Creator: Holmes, Thomas J. Series: Staff report (Federal Reserve Bank of Minneapolis. Research Department) Number: 221 Abstract:
Recent literature suggests that historical accidents can trap economies in inefficient equilibria. In a prototype model in the literature, there are two locations, the productive South and the unproductive North. By accident of history, the industry starts in the North. Because of agglomeration economies, the industry may reside in the North forever—an inefficient outcome. This paper modifies the standard model by assuming there is a continuum of locations between the North and the South. Productivity gradually increases as one moves South. There is a unique long-run equilibrium in this economy where all agents locate at the most productive locations.
Creator: Holmes, Thomas J. Series: Staff report (Federal Reserve Bank of Minneapolis. Research Department) Number: 219 Abstract:
The Economics of QWERTY suggests that historical accidents can trap economies in inefficient equilibria. This paper suggests that such accidents do not have the force that proponents claim. The paper presents a mechanism that may unravel a locational advantage caused by an historical accident. In the model, there are agglomeration benefits from concentrating industry in a particular location because it enables a large variety of local suppliers to emerge. Firms differ by the extent to which they purchase from local suppliers. Low-tier firms purchase little; high-tier firms purchase more. When the industry migrates, the lowest-tier products move first.
Creator: Holmes, Thomas J. Series: Staff report (Federal Reserve Bank of Minneapolis. Research Department) Number: 205 Abstract:
This paper provides new evidence that state policies play a role in the location of industry. The paper classifies a state as pro-business or anti-business depending upon whether or not the state has a right-to-work law. The paper finds that, on average, there is a large abrupt increase in manufacturing activity when crossing a state border from an anti-business state into a pro-business state.

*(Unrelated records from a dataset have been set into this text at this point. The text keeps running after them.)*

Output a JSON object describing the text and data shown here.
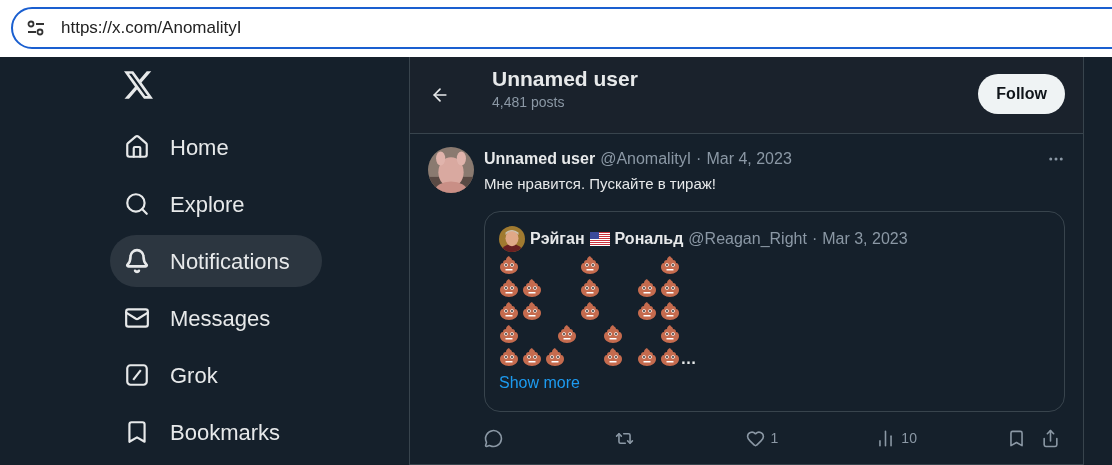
{
  "address_bar": {
    "url": "https://x.com/AnomalityI"
  },
  "sidebar": {
    "items": [
      {
        "kind": "home",
        "label": "Home",
        "selected": false
      },
      {
        "kind": "explore",
        "label": "Explore",
        "selected": false
      },
      {
        "kind": "notifications",
        "label": "Notifications",
        "selected": true
      },
      {
        "kind": "messages",
        "label": "Messages",
        "selected": false
      },
      {
        "kind": "grok",
        "label": "Grok",
        "selected": false
      },
      {
        "kind": "bookmarks",
        "label": "Bookmarks",
        "selected": false
      }
    ]
  },
  "header": {
    "title": "Unnamed user",
    "subtitle": "4,481 posts",
    "follow_button": "Follow"
  },
  "post": {
    "author": "Unnamed user",
    "handle": "@AnomalityI",
    "separator": "·",
    "date": "Mar 4, 2023",
    "text": "Мне нравится. Пускайте в тираж!",
    "quote": {
      "name_before_flag": "Рэйган",
      "name_after_flag": "Рональд",
      "handle": "@Reagan_Right",
      "separator": "·",
      "date": "Mar 3, 2023",
      "emoji_rows": [
        {
          "cells": [
            true,
            false,
            false,
            false,
            false,
            false,
            false,
            true,
            false,
            false,
            false,
            false,
            false,
            false,
            true
          ]
        },
        {
          "cells": [
            true,
            false,
            true,
            false,
            false,
            false,
            false,
            true,
            false,
            false,
            false,
            false,
            true,
            false,
            true
          ]
        },
        {
          "cells": [
            true,
            false,
            true,
            false,
            false,
            false,
            false,
            true,
            false,
            false,
            false,
            false,
            true,
            false,
            true
          ]
        },
        {
          "cells": [
            true,
            false,
            false,
            false,
            false,
            true,
            false,
            false,
            false,
            true,
            false,
            false,
            false,
            false,
            true
          ]
        },
        {
          "cells": [
            true,
            false,
            true,
            false,
            true,
            false,
            false,
            false,
            false,
            true,
            false,
            false,
            true,
            false,
            true
          ]
        }
      ],
      "ellipsis": "…",
      "show_more": "Show more"
    },
    "actions": [
      {
        "kind": "reply"
      },
      {
        "kind": "repost"
      },
      {
        "kind": "like",
        "count": "1"
      },
      {
        "kind": "views",
        "count": "10"
      },
      {
        "kind": "bookmark"
      },
      {
        "kind": "share"
      }
    ]
  }
}
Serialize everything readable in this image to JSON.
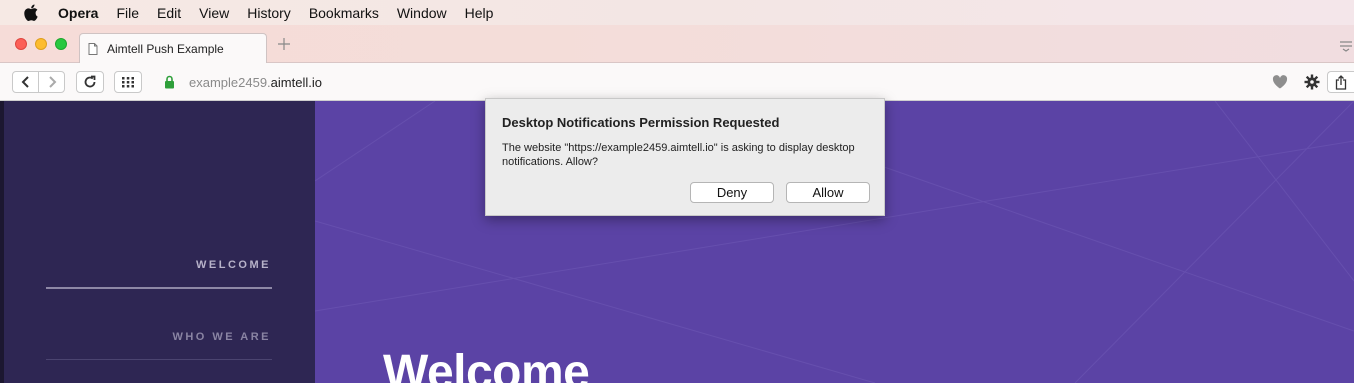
{
  "menubar": {
    "app": "Opera",
    "items": [
      "File",
      "Edit",
      "View",
      "History",
      "Bookmarks",
      "Window",
      "Help"
    ]
  },
  "tab": {
    "title": "Aimtell Push Example",
    "icon": "page-icon"
  },
  "address": {
    "host_prefix": "example2459.",
    "host_domain": "aimtell.io"
  },
  "sidebar": {
    "items": [
      {
        "label": "WELCOME",
        "active": true
      },
      {
        "label": "WHO WE ARE",
        "active": false
      }
    ]
  },
  "hero": {
    "title": "Welcome"
  },
  "dialog": {
    "title": "Desktop Notifications Permission Requested",
    "message": "The website \"https://example2459.aimtell.io\" is asking to display desktop notifications. Allow?",
    "deny_label": "Deny",
    "allow_label": "Allow"
  },
  "colors": {
    "sidebar_bg": "#2e2653",
    "hero_bg": "#5b43a5",
    "dialog_bg": "#ececec"
  }
}
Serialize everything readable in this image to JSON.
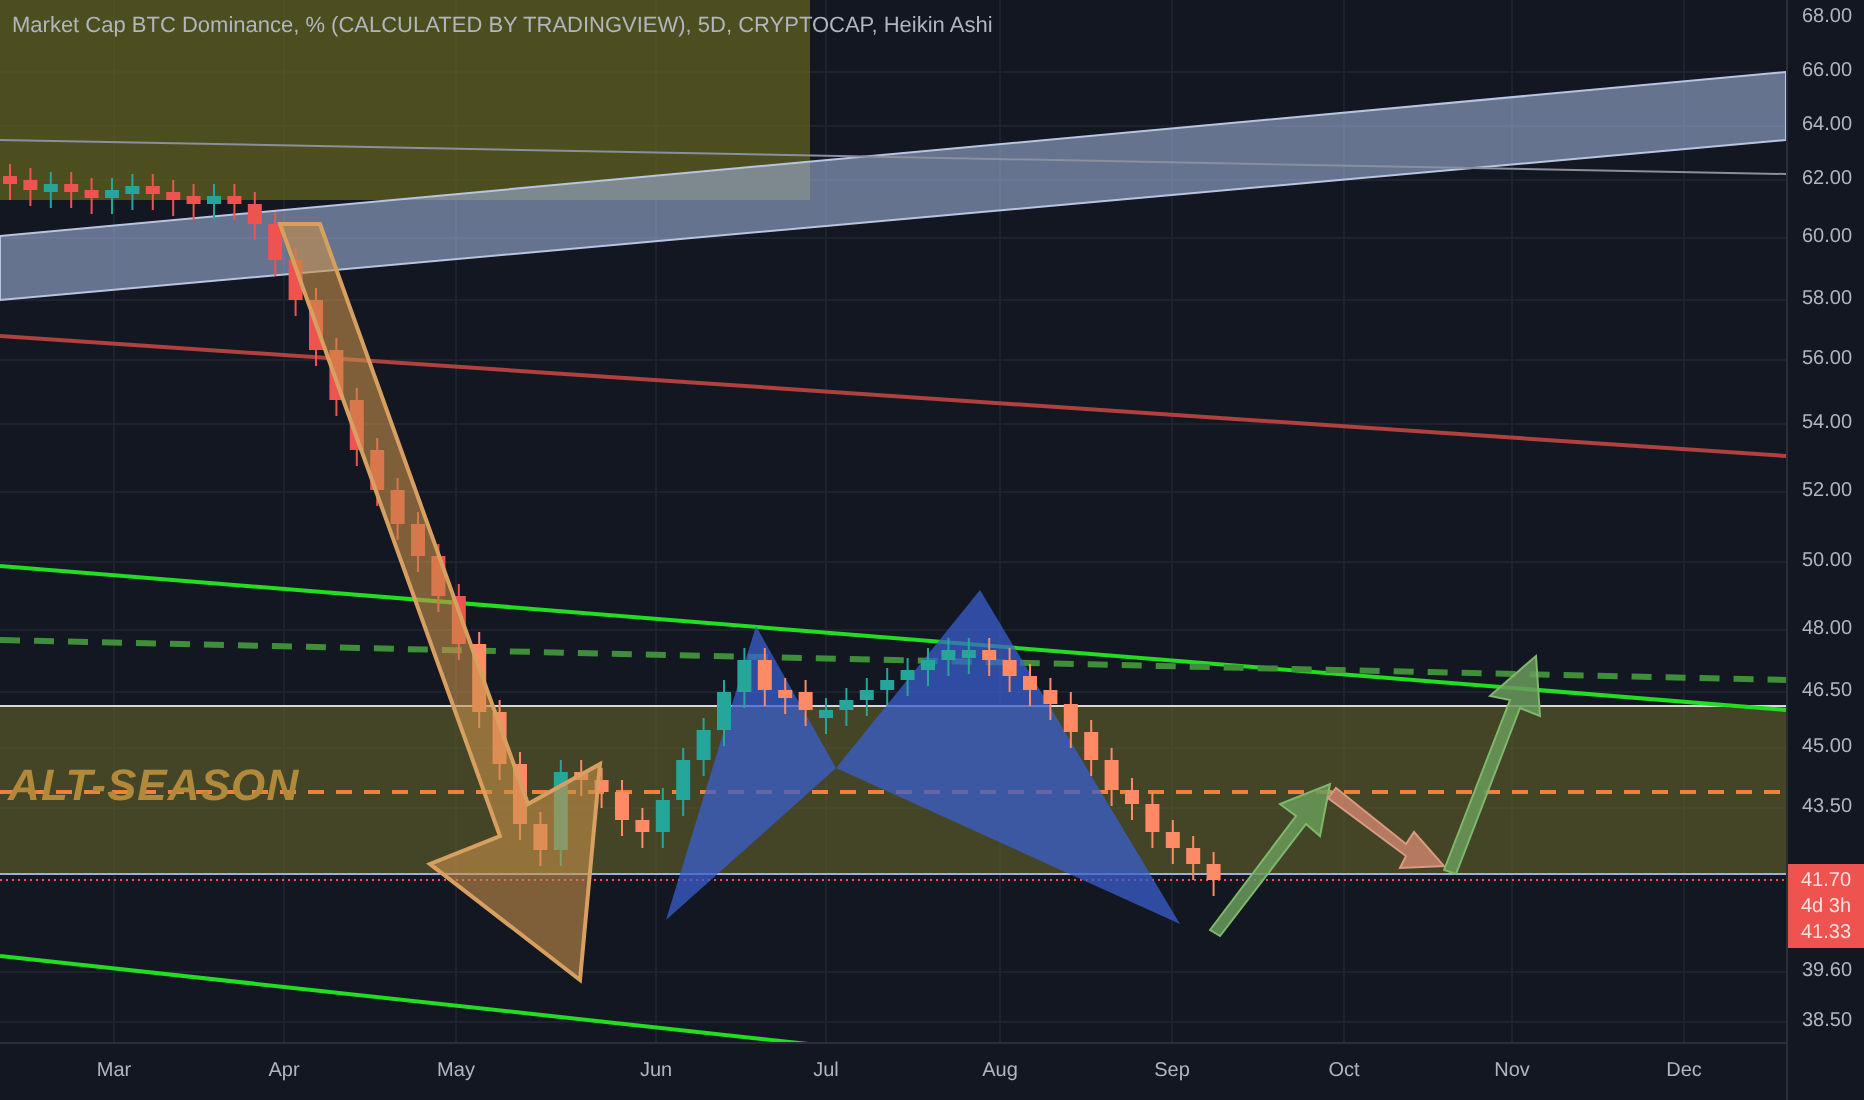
{
  "title": "Market Cap BTC Dominance, % (CALCULATED BY TRADINGVIEW), 5D, CRYPTOCAP, Heikin Ashi",
  "y_axis": {
    "ticks": [
      "68.00",
      "66.00",
      "64.00",
      "62.00",
      "60.00",
      "58.00",
      "56.00",
      "54.00",
      "52.00",
      "50.00",
      "48.00",
      "46.50",
      "45.00",
      "43.50",
      "39.60",
      "38.50"
    ]
  },
  "x_axis": {
    "ticks": [
      "Mar",
      "Apr",
      "May",
      "Jun",
      "Jul",
      "Aug",
      "Sep",
      "Oct",
      "Nov",
      "Dec"
    ]
  },
  "price_badge": {
    "price": "41.70",
    "countdown": "4d 3h",
    "previous_close": "41.33"
  },
  "annotation": {
    "label": "ALT-SEASON"
  }
}
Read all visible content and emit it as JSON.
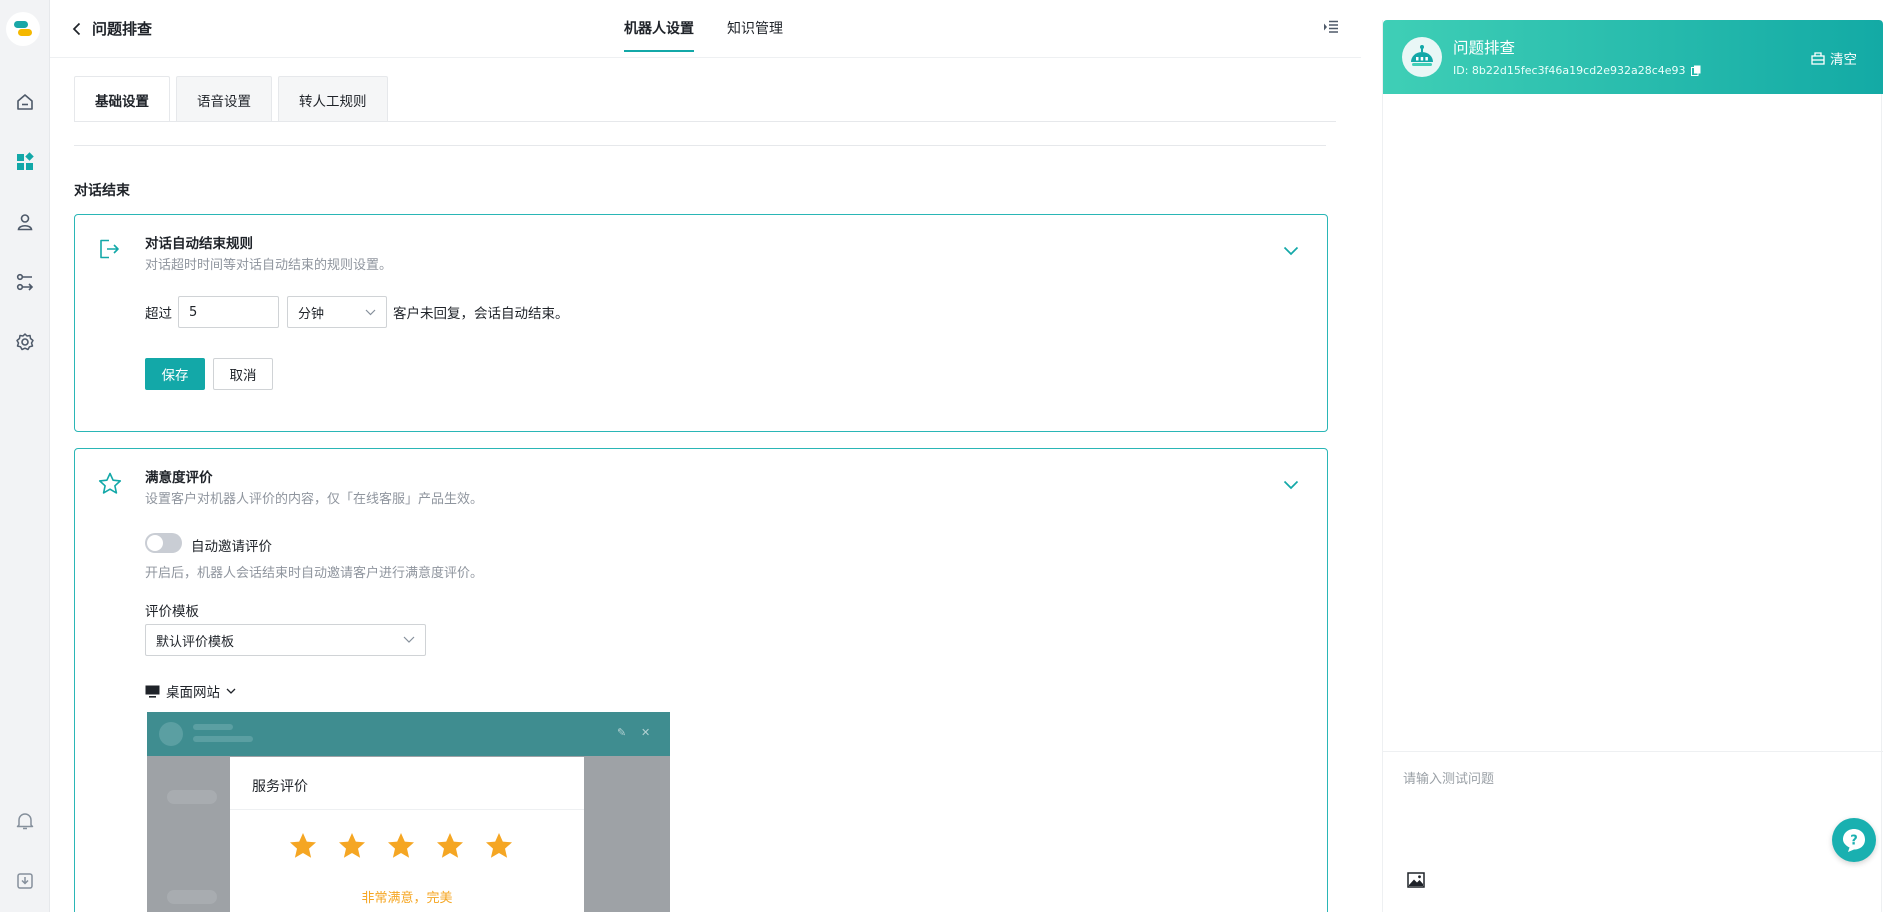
{
  "header": {
    "back_title": "问题排查",
    "tabs": [
      {
        "label": "机器人设置",
        "active": true
      },
      {
        "label": "知识管理",
        "active": false
      }
    ]
  },
  "subtabs": [
    {
      "label": "基础设置",
      "active": true
    },
    {
      "label": "语音设置",
      "active": false
    },
    {
      "label": "转人工规则",
      "active": false
    }
  ],
  "section_title": "对话结束",
  "end_rule": {
    "title": "对话自动结束规则",
    "desc": "对话超时时间等对话自动结束的规则设置。",
    "prefix": "超过",
    "minutes_value": "5",
    "unit_value": "分钟",
    "suffix": "客户未回复，会话自动结束。",
    "save_label": "保存",
    "cancel_label": "取消"
  },
  "satisfaction": {
    "title": "满意度评价",
    "desc": "设置客户对机器人评价的内容，仅「在线客服」产品生效。",
    "toggle_label": "自动邀请评价",
    "toggle_on": false,
    "toggle_desc": "开启后，机器人会话结束时自动邀请客户进行满意度评价。",
    "template_label": "评价模板",
    "template_value": "默认评价模板",
    "device_label": "桌面网站",
    "preview": {
      "dialog_title": "服务评价",
      "rating": 5,
      "max_rating": 5,
      "rating_text": "非常满意，完美"
    }
  },
  "chat_panel": {
    "title": "问题排查",
    "id_text": "ID: 8b22d15fec3f46a19cd2e932a28c4e93",
    "clear_label": "清空",
    "input_placeholder": "请输入测试问题"
  },
  "colors": {
    "accent": "#13a8a8",
    "star": "#f5a623",
    "header_gradient_start": "#3fcfb6",
    "header_gradient_end": "#13aaa5"
  },
  "icons": {
    "rail": [
      "home-icon",
      "dashboard-icon",
      "user-icon",
      "flow-icon",
      "settings-icon",
      "bell-icon",
      "download-icon"
    ]
  }
}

Assujettir: R38 - Production Analysis and Firm Location: Government Policy, L60 - Industry Studies: Manufacturing: General, and L52 - Industrial Policy; Sectoral Planning Methods
Creator: Holmes, Thomas J. Series: Staff report (Federal Reserve Bank of Minneapolis. Research Department) Number: 190 Abstract:
This paper considers Marshall's argument that geographic concentration of industry facilitates specialization. I use Census data on manufacturing plants to examine the relationship between localization of industry and vertical disintegration. I find that establishments located near other establishments within the same industry tend to make more intensive use of purchased inputs than establishments without own-industry neighbors. This relationship only holds among industries that are geographically concentrated; having neighbors makes no difference in geographically dispersed industries. I argue that this pattern is consistent with a model in which increased opportunity for specialization is the reason some industries localize.
Creator: Holmes, Thomas J. and Schmitz, James Andrew Series: Staff report (Federal Reserve Bank of Minneapolis. Research Department) Number: 184 Abstract:
Why are methods of production used in an area when more “efficient” methods are available? This paper explores a “resistance to technology” explanation. In particular, the paper attempts to understand why some industries, like the construction industry, have had continued success in blocking new methods, while others have met failure, like the dairy industry's recent attempt to block bST. We develop a model which shows that how easily goods move between areas determines in part the extent of resistance to new methods in an area.